Privately, in a 2005 interview, Coltman told me further that it appeared to be bison hair from a treated rug, and thus he felt almost certain what was happening was an attempt at hoaxing.
I have a less sinister suggestion for how this happened. The sample was found on a doorway looking out onto the yard where the Sasquatch was sighted.
Perhaps what occurred was an innocent mistake? Perhaps the sighting and the hair sample were linked, when they should have not been? Maybe the hair got attached to the door frame due to the shaking out of an old buffalo rug? It could have been a hasty coincidence that bison/buffalo rug hair was found there, which then got blown up into a “Sasquatch hair sample.”
Coltman did publish a scientific letter on the analytic episode, “Molecular cryptozoology meets the Sasquatch,” by David Coltman and Corey Davis, Trends in Ecology and Evolution 21 (2006).
While Coltman does not discuss the rug theory in his formally published and cited paper or correspondence, it is good to see the methodology for the bison finding detailed.
Regarding Hill’s listing of the Coltman paper as one of the “hoax papers cited in Ketchum’s references,” a clarification needs to be made.
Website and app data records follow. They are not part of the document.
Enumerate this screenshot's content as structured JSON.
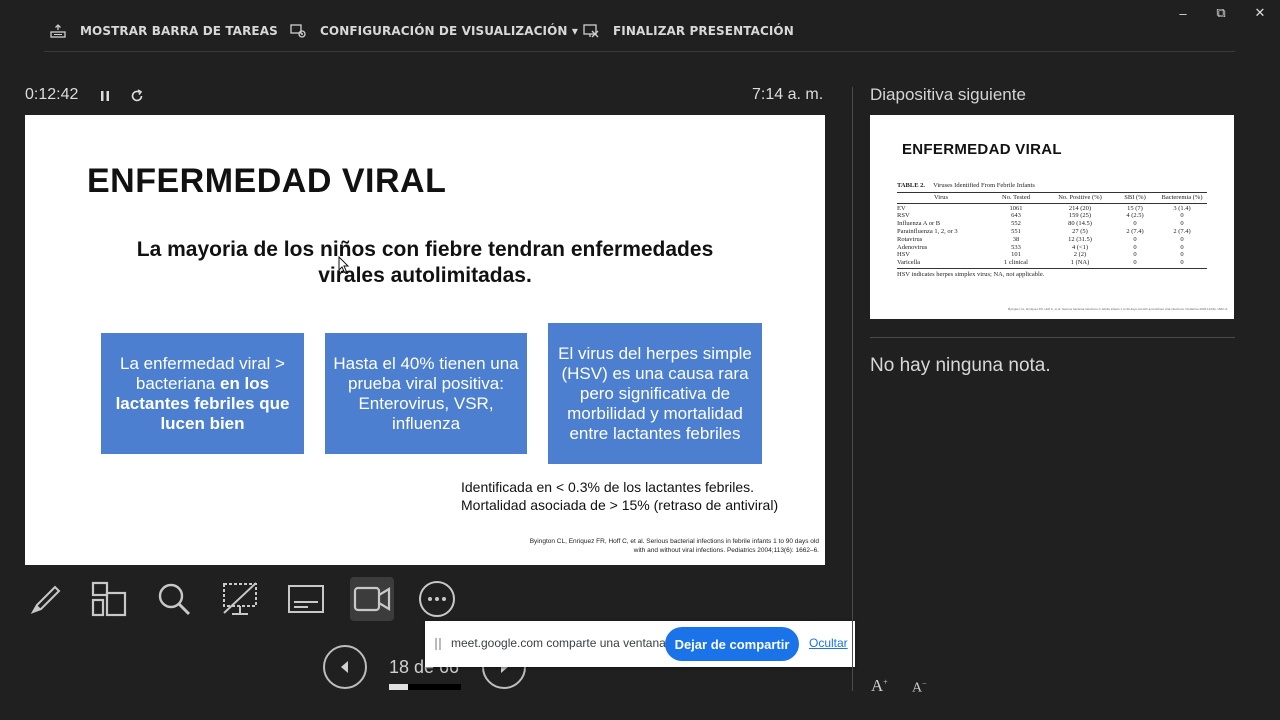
{
  "toolbar": {
    "taskbar_label": "MOSTRAR BARRA DE TAREAS",
    "display_settings_label": "CONFIGURACIÓN DE VISUALIZACIÓN",
    "display_settings_caret": "▾",
    "end_show_label": "FINALIZAR PRESENTACIÓN"
  },
  "window": {
    "minimize": "–",
    "restore": "⧉",
    "close": "✕"
  },
  "status": {
    "timer": "0:12:42",
    "clock": "7:14 a. m."
  },
  "slide": {
    "title": "ENFERMEDAD VIRAL",
    "subtitle_line1": "La mayoria de los niños con fiebre tendran enfermedades",
    "subtitle_line2": "virales autolimitadas.",
    "box1_plain": "La enfermedad viral > bacteriana ",
    "box1_bold": "en los lactantes febriles que lucen bien",
    "box2": "Hasta el 40% tienen una prueba viral positiva: Enterovirus, VSR, influenza",
    "box3": "El virus del herpes simple (HSV) es una causa rara pero significativa de morbilidad y mortalidad entre lactantes febriles",
    "note_line1": "Identificada en < 0.3% de los lactantes febriles.",
    "note_line2": "Mortalidad asociada de > 15% (retraso de antiviral)",
    "ref_line1": "Byington CL, Enriquez FR, Hoff C, et al. Serious bacterial infections in febrile infants 1 to 90 days old",
    "ref_line2": "with and without viral infections. Pediatrics 2004;113(6): 1662–6."
  },
  "navigation": {
    "page_counter": "18 de 66",
    "progress": 0.27
  },
  "share_bar": {
    "message": "meet.google.com comparte una ventana.",
    "stop_button": "Dejar de compartir",
    "hide_link": "Ocultar"
  },
  "next_slide": {
    "label": "Diapositiva siguiente",
    "title": "ENFERMEDAD VIRAL",
    "table_number": "TABLE 2.",
    "table_caption": "Viruses Identified From Febrile Infants",
    "columns": [
      "Virus",
      "No. Tested",
      "No. Positive (%)",
      "SBI (%)",
      "Bacteremia (%)"
    ],
    "rows": [
      [
        "EV",
        "1061",
        "214 (20)",
        "15 (7)",
        "3 (1.4)"
      ],
      [
        "RSV",
        "643",
        "159 (25)",
        "4 (2.5)",
        "0"
      ],
      [
        "Influenza A or B",
        "552",
        "80 (14.5)",
        "0",
        "0"
      ],
      [
        "Parainfluenza 1, 2, or 3",
        "551",
        "27 (5)",
        "2 (7.4)",
        "2 (7.4)"
      ],
      [
        "Rotavirus",
        "38",
        "12 (31.5)",
        "0",
        "0"
      ],
      [
        "Adenovirus",
        "533",
        "4 (<1)",
        "0",
        "0"
      ],
      [
        "HSV",
        "101",
        "2 (2)",
        "0",
        "0"
      ],
      [
        "Varicella",
        "1 clinical",
        "1 (NA)",
        "0",
        "0"
      ]
    ],
    "table_footnote": "HSV indicates herpes simplex virus; NA, not applicable.",
    "reference": "Byington CL, Enriquez FR, Hoff C, et al. Serious bacterial infections in febrile infants 1 to 90 days old with and without viral infections. Pediatrics 2004;113(6): 1662–6."
  },
  "notes": {
    "empty_text": "No hay ninguna nota."
  },
  "font_controls": {
    "increase": "A",
    "decrease": "A"
  },
  "icons": [
    "taskbar-icon",
    "display-settings-icon",
    "end-show-icon",
    "pause-icon",
    "restart-icon",
    "pen-icon",
    "see-all-slides-icon",
    "zoom-icon",
    "black-screen-icon",
    "subtitles-icon",
    "camera-icon",
    "more-options-icon",
    "prev-arrow-icon",
    "next-arrow-icon"
  ]
}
If we specifically note that the Coltman and Davis item was a paper about a hoax, but the paper itself is not a hoax, it belongs on her list.
The Coltman-Davis citation is of an actual scientific correspondence seriously submitted detailing a “Bigfoot hair analysis,” being discovered to be bison hair. Coltman then theorized that the sample was perhaps planted as a hoax. I have an alternative theory for how the bison hair was deposited on the doorframe from an old buffalo rug. But the Coltman publication of his analysis is not a prank.
Perhaps what is more illuminating is the joking hypothesis that Sharon Hill has perhaps noted in jest, but which must be seriously explored. What if this entire Ketchum paper is an elaborate joke/hoax/prank itself? Why would remarkably dubious papers be used as references? Why would a videotape that looks like nothing more than a person in a Halloween Bigfoot costume breathing heavily on the ground be presented as “supporting evidence”? Why would the Homo floresiensis date of 13,000 years be used in this self-published paper as the event horizon for the mating between a hominid and a hominoid? Has this paper been given easily discoverable landmines that translate into the fact this paper is an experiment in gullibility? Are we in the Land of Oz here?
While I think it is only proper to not attack Dr. Melba Ketchum personally, her work is open to questions and criticisms, of course. “No data, no discovery,” are still my watchwords about this entire affair, which remains my favorite quote coming out of this phase of our examinations of the Ketchum paper. It is a comment from anthropologist John Hawks concerning his caution with Dr. Ketchum’s paper.
My thanks to Sharon Hill for spreading the word that part of what is in the Ketchum paper is not foundation references of data, but are hoaxes themselves or papers about misidentification discoveries.
From a cryptozoologically point-of-view, if you are an investigator, always be aware of the environment in which you are, be on the lookout for common sources of hoaxing as you interview eyewitnesses, especially if they give you hair samples. Try to take notice if that’s a bison rug in the front room, under that chair in which you are sitting.
Some of the more interesting hoaxed “Bigfoot hair samples” have originated from horse owners, taxidermy specimens, taxidermists, and the eyewitnesses’ camel hair brushes. Do accept samples, while remembering, that the “evidence” is only as good as the credibility of the source.